**INSTRUCTIONS FOR THE TASK**. For each record here, output an exact copy.
** EXERCISE MATERIALS follows **
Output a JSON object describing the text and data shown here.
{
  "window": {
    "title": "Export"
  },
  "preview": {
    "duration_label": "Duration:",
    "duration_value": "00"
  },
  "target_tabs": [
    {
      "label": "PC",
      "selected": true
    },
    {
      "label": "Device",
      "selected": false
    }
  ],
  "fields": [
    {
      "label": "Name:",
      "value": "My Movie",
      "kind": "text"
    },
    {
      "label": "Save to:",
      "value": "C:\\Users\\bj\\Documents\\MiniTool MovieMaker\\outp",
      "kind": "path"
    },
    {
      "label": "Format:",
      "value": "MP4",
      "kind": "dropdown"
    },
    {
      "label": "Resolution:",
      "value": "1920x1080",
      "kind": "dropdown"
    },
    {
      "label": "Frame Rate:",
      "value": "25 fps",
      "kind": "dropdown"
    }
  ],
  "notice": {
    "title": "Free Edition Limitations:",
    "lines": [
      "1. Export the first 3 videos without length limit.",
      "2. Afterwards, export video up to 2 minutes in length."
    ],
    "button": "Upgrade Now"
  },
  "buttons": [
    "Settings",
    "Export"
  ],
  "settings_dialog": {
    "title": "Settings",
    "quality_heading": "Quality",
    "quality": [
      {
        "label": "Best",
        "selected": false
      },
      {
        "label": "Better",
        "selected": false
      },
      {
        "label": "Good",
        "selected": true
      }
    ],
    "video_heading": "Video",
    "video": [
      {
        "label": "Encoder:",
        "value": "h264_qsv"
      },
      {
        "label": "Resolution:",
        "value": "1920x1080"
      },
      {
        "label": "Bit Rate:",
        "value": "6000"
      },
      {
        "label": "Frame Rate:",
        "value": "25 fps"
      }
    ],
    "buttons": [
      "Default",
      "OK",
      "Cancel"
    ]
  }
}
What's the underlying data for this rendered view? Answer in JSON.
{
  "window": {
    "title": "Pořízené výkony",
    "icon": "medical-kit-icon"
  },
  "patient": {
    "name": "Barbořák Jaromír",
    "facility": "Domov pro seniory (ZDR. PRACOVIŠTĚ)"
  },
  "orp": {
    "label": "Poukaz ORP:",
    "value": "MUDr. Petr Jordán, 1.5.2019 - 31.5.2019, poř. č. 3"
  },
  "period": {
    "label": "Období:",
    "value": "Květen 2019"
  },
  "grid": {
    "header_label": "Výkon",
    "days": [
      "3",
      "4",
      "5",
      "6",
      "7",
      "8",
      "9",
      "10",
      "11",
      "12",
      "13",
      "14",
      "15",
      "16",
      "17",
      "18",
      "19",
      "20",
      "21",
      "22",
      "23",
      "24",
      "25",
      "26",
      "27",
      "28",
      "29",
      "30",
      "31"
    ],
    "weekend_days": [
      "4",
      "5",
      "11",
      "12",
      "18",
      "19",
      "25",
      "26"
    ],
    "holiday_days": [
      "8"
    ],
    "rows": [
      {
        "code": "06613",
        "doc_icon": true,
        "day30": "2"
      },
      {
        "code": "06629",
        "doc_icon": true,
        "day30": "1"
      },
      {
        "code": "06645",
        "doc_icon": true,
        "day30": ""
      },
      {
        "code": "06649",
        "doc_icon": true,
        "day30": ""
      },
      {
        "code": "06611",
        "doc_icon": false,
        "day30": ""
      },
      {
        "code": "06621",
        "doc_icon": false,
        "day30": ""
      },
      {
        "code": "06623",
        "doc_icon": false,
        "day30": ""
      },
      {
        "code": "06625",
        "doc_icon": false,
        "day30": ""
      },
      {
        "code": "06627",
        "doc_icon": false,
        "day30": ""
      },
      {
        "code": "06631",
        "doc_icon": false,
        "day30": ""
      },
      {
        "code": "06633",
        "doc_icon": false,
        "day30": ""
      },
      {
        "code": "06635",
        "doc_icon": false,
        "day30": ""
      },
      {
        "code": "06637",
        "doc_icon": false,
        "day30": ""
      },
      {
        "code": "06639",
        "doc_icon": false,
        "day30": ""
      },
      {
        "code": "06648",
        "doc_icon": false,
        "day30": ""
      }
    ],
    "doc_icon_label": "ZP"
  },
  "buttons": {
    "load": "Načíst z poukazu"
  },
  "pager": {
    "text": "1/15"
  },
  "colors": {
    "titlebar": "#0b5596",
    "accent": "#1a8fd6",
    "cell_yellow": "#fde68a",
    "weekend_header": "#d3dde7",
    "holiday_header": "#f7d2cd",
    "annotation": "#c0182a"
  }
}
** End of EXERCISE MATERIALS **
**RESULT**.
Output a JSON object describing the text and data shown here.
{
  "window": {
    "title": "Export"
  },
  "preview": {
    "duration_label": "Duration:",
    "duration_value": "00"
  },
  "target_tabs": [
    {
      "label": "PC",
      "selected": true
    },
    {
      "label": "Device",
      "selected": false
    }
  ],
  "fields": [
    {
      "label": "Name:",
      "value": "My Movie",
      "kind": "text"
    },
    {
      "label": "Save to:",
      "value": "C:\\Users\\bj\\Documents\\MiniTool MovieMaker\\outp",
      "kind": "path"
    },
    {
      "label": "Format:",
      "value": "MP4",
      "kind": "dropdown"
    },
    {
      "label": "Resolution:",
      "value": "1920x1080",
      "kind": "dropdown"
    },
    {
      "label": "Frame Rate:",
      "value": "25 fps",
      "kind": "dropdown"
    }
  ],
  "notice": {
    "title": "Free Edition Limitations:",
    "lines": [
      "1. Export the first 3 videos without length limit.",
      "2. Afterwards, export video up to 2 minutes in length."
    ],
    "button": "Upgrade Now"
  },
  "buttons": [
    "Settings",
    "Export"
  ],
  "settings_dialog": {
    "title": "Settings",
    "quality_heading": "Quality",
    "quality": [
      {
        "label": "Best",
        "selected": false
      },
      {
        "label": "Better",
        "selected": false
      },
      {
        "label": "Good",
        "selected": true
      }
    ],
    "video_heading": "Video",
    "video": [
      {
        "label": "Encoder:",
        "value": "h264_qsv"
      },
      {
        "label": "Resolution:",
        "value": "1920x1080"
      },
      {
        "label": "Bit Rate:",
        "value": "6000"
      },
      {
        "label": "Frame Rate:",
        "value": "25 fps"
      }
    ],
    "buttons": [
      "Default",
      "OK",
      "Cancel"
    ]
  }
}
What's the underlying data for this rendered view? Answer in JSON.
{
  "window": {
    "title": "Pořízené výkony",
    "icon": "medical-kit-icon"
  },
  "patient": {
    "name": "Barbořák Jaromír",
    "facility": "Domov pro seniory (ZDR. PRACOVIŠTĚ)"
  },
  "orp": {
    "label": "Poukaz ORP:",
    "value": "MUDr. Petr Jordán, 1.5.2019 - 31.5.2019, poř. č. 3"
  },
  "period": {
    "label": "Období:",
    "value": "Květen 2019"
  },
  "grid": {
    "header_label": "Výkon",
    "days": [
      "3",
      "4",
      "5",
      "6",
      "7",
      "8",
      "9",
      "10",
      "11",
      "12",
      "13",
      "14",
      "15",
      "16",
      "17",
      "18",
      "19",
      "20",
      "21",
      "22",
      "23",
      "24",
      "25",
      "26",
      "27",
      "28",
      "29",
      "30",
      "31"
    ],
    "weekend_days": [
      "4",
      "5",
      "11",
      "12",
      "18",
      "19",
      "25",
      "26"
    ],
    "holiday_days": [
      "8"
    ],
    "rows": [
      {
        "code": "06613",
        "doc_icon": true,
        "day30": "2"
      },
      {
        "code": "06629",
        "doc_icon": true,
        "day30": "1"
      },
      {
        "code": "06645",
        "doc_icon": true,
        "day30": ""
      },
      {
        "code": "06649",
        "doc_icon": true,
        "day30": ""
      },
      {
        "code": "06611",
        "doc_icon": false,
        "day30": ""
      },
      {
        "code": "06621",
        "doc_icon": false,
        "day30": ""
      },
      {
        "code": "06623",
        "doc_icon": false,
        "day30": ""
      },
      {
        "code": "06625",
        "doc_icon": false,
        "day30": ""
      },
      {
        "code": "06627",
        "doc_icon": false,
        "day30": ""
      },
      {
        "code": "06631",
        "doc_icon": false,
        "day30": ""
      },
      {
        "code": "06633",
        "doc_icon": false,
        "day30": ""
      },
      {
        "code": "06635",
        "doc_icon": false,
        "day30": ""
      },
      {
        "code": "06637",
        "doc_icon": false,
        "day30": ""
      },
      {
        "code": "06639",
        "doc_icon": false,
        "day30": ""
      },
      {
        "code": "06648",
        "doc_icon": false,
        "day30": ""
      }
    ],
    "doc_icon_label": "ZP"
  },
  "buttons": {
    "load": "Načíst z poukazu"
  },
  "pager": {
    "text": "1/15"
  },
  "colors": {
    "titlebar": "#0b5596",
    "accent": "#1a8fd6",
    "cell_yellow": "#fde68a",
    "weekend_header": "#d3dde7",
    "holiday_header": "#f7d2cd",
    "annotation": "#c0182a"
  }
}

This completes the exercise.